_Work task_
Wherever the string "content" turns up in the data, copy the whole line.
Information Block Start
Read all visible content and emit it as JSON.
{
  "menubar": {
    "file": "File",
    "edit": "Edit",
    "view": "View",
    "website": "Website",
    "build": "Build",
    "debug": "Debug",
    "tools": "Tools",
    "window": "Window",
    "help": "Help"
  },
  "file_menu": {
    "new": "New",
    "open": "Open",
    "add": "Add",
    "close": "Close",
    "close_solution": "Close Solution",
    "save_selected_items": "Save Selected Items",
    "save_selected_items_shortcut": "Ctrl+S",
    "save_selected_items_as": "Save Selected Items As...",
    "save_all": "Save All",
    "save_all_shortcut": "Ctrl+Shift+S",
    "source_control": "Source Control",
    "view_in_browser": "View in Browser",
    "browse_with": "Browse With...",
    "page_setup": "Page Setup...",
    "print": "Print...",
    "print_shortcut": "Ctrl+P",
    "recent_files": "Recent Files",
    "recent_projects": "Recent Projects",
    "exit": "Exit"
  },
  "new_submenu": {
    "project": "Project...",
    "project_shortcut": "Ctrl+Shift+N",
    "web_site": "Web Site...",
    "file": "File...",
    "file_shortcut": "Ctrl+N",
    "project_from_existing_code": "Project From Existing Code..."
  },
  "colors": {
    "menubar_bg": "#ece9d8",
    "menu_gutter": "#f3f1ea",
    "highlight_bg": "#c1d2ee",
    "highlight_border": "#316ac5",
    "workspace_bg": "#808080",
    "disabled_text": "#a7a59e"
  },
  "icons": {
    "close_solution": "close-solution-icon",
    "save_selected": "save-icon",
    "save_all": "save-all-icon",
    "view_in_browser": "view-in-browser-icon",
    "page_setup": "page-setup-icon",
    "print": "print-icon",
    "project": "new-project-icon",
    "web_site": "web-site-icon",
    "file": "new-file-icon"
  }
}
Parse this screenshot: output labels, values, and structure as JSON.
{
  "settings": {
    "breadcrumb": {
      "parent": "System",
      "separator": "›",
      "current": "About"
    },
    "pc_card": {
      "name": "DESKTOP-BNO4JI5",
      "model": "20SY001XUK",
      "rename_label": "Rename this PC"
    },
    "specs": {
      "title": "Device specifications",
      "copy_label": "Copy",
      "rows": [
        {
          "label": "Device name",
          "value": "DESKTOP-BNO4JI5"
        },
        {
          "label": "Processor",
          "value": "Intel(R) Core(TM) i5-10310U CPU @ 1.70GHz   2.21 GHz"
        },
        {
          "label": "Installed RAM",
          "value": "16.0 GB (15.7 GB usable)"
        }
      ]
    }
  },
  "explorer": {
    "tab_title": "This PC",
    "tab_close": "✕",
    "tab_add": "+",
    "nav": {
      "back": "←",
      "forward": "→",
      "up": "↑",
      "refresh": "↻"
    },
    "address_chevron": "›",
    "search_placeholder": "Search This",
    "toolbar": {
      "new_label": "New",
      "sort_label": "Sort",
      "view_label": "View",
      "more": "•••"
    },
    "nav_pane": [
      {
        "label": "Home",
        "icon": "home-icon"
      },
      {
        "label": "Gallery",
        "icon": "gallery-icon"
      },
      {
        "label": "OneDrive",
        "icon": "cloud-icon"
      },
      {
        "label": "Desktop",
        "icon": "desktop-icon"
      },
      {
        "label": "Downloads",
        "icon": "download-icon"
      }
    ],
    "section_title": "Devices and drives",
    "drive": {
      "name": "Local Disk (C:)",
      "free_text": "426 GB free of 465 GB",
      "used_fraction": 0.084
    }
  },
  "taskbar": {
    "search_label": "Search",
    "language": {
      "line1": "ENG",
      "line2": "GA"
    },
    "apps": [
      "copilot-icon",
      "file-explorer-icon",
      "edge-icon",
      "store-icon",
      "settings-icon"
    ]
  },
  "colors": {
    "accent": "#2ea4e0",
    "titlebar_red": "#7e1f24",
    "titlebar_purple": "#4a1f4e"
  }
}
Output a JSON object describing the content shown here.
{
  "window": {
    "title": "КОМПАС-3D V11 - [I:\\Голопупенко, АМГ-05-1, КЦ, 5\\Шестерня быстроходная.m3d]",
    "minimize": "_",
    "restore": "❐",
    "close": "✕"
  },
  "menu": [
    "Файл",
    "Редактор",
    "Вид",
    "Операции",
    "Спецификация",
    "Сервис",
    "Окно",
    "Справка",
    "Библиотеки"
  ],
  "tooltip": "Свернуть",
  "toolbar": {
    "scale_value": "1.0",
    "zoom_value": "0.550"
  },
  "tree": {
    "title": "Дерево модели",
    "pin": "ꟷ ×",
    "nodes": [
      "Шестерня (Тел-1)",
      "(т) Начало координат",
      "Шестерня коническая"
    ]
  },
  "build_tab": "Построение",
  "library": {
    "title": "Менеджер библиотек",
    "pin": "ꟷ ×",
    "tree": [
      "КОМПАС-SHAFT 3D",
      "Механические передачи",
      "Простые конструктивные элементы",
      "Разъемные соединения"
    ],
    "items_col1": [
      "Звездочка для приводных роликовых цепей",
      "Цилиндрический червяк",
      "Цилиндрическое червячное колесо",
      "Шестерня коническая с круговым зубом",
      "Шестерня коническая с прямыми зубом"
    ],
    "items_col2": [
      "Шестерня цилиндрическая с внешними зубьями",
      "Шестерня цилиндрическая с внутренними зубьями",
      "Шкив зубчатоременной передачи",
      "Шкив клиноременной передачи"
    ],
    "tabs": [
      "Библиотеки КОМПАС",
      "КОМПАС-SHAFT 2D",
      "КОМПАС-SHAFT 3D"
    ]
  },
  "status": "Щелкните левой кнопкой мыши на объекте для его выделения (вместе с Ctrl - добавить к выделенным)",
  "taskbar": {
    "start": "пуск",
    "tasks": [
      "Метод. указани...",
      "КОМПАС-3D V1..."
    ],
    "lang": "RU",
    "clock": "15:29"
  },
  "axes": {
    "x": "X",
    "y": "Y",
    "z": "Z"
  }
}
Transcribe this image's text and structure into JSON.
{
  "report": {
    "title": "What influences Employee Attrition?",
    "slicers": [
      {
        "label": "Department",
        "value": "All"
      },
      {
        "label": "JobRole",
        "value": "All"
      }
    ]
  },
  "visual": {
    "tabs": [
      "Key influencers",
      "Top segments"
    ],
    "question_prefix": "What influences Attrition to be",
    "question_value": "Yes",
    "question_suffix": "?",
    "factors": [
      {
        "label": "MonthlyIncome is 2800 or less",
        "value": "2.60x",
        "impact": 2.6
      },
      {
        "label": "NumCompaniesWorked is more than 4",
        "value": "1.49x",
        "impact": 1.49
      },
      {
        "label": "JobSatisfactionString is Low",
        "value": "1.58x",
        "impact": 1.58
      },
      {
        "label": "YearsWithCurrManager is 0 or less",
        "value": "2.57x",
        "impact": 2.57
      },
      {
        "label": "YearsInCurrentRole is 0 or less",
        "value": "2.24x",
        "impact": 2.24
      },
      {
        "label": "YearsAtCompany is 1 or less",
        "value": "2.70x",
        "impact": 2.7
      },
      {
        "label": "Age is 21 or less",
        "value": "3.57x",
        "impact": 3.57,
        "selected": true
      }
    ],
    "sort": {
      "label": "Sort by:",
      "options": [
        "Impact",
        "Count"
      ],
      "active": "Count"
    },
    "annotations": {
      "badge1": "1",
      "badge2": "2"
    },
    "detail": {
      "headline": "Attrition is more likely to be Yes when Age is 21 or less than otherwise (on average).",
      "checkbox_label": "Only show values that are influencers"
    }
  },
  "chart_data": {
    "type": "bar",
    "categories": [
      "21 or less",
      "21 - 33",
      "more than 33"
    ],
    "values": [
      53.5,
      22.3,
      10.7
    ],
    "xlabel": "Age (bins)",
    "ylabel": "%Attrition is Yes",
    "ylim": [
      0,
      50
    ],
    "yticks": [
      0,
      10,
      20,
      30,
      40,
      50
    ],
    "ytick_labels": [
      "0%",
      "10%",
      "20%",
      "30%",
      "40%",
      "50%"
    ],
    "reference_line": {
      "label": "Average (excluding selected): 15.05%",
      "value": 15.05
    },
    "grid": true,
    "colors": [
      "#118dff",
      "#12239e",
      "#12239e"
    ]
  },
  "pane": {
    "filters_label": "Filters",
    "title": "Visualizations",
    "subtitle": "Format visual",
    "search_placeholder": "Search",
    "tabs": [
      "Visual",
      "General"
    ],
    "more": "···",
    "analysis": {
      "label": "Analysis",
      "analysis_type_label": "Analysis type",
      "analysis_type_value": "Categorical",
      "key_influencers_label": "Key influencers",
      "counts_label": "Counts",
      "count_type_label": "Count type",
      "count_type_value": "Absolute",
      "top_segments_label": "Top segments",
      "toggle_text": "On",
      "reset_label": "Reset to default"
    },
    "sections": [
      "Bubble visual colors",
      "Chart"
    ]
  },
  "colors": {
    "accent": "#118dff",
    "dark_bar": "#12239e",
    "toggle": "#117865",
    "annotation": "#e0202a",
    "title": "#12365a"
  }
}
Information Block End
_Exercise solution_
Read all visible content and emit it as JSON.
Output a JSON object describing the content shown here.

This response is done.